Key First Appearances: Aunt Harriet Cooper, Outsider (heard but not seen in several issues. His first actual appearance will occur in Detective Comics #356, collected in Showcase Presents Batman Vol. 2), Mystery Analysts of Gotham City

Story Continues In: Showcase Presents Batman Vol. 2

Overview: Welcome to the Silver Age of Batman comics. These issues are considered to be the point where Batman and Robin crossed over from the Golden Age adventures to the Silver Age. This is notably shown by the change to Batman’s costume, with the yellow oval added to the chest behind the bat emblem.

While most of these stories are one-and-done, we do see the seeds being planted for monthly continuity in the books. The Mystery Analysts of Gotham City are introduced, a team of detectives and novelists that assist Batman with some cases. The Outsider’s name starts coming up as a mysterious villain pulling the strings of many cases for the Dark Knight. As always, the familiar faces of Batman’s rogues gallery, such as the Joker, Penguin, and the Riddler, make multiple appearances in this volume. Friends of Batman show up, like the Elongated Man and Zatanna, for team-ups that would soon become the norm in the pages of The Brave and The Bold.

Finally, for those fans of the 1966 television series, you may be surprised to learn that Harriet Cooper was a character in the comics before she was introduced on the show. Dick Grayson’s aunt moved in to stately Wayne Manor in Detective Comics #328 following the death of Alfred Pennyworth. (No worries, faithful reader! We will see the return of Alfred in the next volume!) Much like the show, Bruce and Dick must often develop wild excuses to get away from Aunt Harriet to respond to the call of the Bat-Signal!

Why should these stories be Showcased?: Batman is an interesting character. Much like Superman, the character changes to more closely reflect the era around him. The 1940s gave us a detective and the 1950s gave us a sci-fi super hero. With this volume, we see Batman start to become the celebrity of Gotham City, bordering on pop culture icon. This is a night and day difference from the Batman we have seen for the last 30 years in comics and film. If you are OK with Batman cracking jokes and smiling, then pick up this collection.
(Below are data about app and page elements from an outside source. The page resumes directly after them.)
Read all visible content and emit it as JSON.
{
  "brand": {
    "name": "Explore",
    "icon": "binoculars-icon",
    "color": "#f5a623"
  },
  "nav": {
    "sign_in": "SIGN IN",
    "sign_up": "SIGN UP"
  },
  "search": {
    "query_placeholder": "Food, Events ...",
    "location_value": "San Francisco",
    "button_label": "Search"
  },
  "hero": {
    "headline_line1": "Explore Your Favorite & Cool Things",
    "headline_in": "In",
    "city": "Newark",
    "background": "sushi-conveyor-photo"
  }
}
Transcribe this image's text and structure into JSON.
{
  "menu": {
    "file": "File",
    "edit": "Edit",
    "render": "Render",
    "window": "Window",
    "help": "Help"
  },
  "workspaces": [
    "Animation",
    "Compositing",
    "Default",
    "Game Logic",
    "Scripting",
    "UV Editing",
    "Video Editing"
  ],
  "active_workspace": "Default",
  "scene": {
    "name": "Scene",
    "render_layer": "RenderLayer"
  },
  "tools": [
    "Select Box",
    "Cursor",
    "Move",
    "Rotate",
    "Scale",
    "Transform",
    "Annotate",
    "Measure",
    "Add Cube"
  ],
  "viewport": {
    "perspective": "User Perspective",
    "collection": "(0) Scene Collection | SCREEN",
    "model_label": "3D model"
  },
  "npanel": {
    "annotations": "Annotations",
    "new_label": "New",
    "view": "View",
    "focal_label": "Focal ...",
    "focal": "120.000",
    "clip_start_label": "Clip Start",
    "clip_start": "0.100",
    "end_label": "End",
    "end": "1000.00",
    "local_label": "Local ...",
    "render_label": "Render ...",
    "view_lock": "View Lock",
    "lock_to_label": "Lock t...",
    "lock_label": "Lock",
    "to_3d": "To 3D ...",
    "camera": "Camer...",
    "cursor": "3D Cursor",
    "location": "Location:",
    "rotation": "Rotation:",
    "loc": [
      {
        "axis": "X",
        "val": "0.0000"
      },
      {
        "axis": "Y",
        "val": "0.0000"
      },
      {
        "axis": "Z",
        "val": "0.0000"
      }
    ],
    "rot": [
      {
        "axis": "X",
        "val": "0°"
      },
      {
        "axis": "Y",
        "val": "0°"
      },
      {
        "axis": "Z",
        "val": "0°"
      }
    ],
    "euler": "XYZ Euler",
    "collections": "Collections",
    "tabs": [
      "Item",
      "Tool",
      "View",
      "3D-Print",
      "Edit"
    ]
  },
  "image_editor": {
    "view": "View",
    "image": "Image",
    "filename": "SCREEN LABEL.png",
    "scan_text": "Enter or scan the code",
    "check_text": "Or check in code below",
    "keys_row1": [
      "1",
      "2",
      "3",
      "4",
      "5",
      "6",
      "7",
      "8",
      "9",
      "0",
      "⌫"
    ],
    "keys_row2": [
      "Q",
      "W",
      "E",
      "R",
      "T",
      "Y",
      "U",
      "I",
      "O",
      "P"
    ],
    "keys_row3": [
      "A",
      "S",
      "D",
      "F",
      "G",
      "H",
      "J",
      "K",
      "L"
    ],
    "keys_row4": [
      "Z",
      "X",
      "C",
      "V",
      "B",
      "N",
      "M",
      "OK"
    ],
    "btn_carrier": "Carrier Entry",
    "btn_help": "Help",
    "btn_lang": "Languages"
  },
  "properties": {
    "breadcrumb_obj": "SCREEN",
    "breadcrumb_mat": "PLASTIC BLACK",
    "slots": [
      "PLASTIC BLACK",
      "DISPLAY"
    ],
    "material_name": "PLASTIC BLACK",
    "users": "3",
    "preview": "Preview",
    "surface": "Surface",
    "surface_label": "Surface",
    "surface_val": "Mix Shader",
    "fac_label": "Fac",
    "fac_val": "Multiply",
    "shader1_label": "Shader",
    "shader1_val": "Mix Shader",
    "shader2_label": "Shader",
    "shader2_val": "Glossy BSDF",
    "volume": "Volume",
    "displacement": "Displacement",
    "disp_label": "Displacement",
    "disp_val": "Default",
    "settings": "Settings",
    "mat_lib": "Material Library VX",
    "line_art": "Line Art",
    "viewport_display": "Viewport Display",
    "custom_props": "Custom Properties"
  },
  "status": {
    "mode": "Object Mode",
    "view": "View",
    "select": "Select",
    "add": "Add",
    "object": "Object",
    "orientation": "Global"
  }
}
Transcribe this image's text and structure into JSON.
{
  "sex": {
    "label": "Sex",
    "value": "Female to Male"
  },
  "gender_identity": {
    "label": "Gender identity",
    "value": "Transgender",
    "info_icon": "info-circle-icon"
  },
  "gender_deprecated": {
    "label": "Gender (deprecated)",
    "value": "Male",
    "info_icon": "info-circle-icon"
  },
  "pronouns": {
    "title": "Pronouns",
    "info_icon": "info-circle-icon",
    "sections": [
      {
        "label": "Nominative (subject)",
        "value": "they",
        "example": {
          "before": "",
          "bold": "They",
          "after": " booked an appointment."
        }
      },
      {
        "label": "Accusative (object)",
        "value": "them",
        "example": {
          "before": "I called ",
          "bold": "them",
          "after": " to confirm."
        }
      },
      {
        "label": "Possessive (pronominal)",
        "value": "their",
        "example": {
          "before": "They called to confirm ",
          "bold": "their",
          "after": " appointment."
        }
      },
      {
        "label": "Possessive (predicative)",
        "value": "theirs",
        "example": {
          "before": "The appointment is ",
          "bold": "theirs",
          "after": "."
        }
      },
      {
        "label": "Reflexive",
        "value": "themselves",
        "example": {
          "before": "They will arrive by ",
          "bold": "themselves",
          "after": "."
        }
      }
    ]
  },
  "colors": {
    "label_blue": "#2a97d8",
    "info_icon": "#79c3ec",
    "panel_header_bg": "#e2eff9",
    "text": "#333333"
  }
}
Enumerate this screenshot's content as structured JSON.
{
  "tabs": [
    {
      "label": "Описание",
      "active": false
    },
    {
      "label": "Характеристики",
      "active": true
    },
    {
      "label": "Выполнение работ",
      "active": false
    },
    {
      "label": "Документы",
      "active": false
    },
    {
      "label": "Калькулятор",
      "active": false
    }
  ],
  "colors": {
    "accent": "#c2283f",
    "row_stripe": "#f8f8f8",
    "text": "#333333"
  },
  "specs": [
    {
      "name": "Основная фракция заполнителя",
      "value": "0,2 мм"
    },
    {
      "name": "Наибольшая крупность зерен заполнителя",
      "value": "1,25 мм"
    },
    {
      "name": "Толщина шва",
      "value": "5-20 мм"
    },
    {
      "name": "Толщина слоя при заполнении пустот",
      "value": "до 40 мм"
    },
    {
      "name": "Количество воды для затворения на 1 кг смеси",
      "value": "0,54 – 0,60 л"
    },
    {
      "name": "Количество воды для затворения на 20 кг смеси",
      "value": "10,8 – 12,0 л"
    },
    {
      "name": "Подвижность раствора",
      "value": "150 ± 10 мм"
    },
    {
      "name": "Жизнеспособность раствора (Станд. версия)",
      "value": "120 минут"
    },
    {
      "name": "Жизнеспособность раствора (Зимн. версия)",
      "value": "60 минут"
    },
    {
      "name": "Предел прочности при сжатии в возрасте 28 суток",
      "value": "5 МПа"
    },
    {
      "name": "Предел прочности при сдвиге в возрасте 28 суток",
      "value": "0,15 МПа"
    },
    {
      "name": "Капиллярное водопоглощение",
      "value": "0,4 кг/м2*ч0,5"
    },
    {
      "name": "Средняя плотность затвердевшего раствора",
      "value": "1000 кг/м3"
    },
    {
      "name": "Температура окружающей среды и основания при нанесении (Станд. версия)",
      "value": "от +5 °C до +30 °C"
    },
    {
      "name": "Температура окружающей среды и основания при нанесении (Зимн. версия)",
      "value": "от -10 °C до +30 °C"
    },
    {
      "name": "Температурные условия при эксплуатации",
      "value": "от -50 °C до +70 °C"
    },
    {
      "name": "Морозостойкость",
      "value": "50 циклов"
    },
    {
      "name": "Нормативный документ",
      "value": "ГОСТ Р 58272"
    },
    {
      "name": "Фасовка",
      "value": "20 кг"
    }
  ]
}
If you want the dark and grim detective, hold off for volumes 4 and 5 down the road.

Footnotes: During this era, Bob Kane is credited for the art in several issues in this era. However, Kane often employed “ghost” artists, such as Sheldon Moldoff and Dick Sprang, to draw pages in the style of Kane.

The Robin story from Detective Comics #342  was also reprinted in Showcase Presents Robin the Boy Wonder Vol. 1.

If you like this volume, try: Batman: Earth One by Geoff Johns and Gary Frank. Yes, this gives us a version of the “dark detective”, but it also gives the reader an easy introduction to Batman based in a more current era. Bruce Wayne still tragically loses his parents in Crime Alley, but he is then raised by Alfred Pennyworth, who has a Special Forces background to better protect young Bruce. We see a Batman that physically struggles to fight thugs or give chase while wearing a heavy costume complete with cape. Batman faces down a crime organization led by the Penguin, who is more a ruthless businessman and less a waddling bird-man. This is a great way to introduce Batman to a new reader without the 75 years of continuity baggage behind him.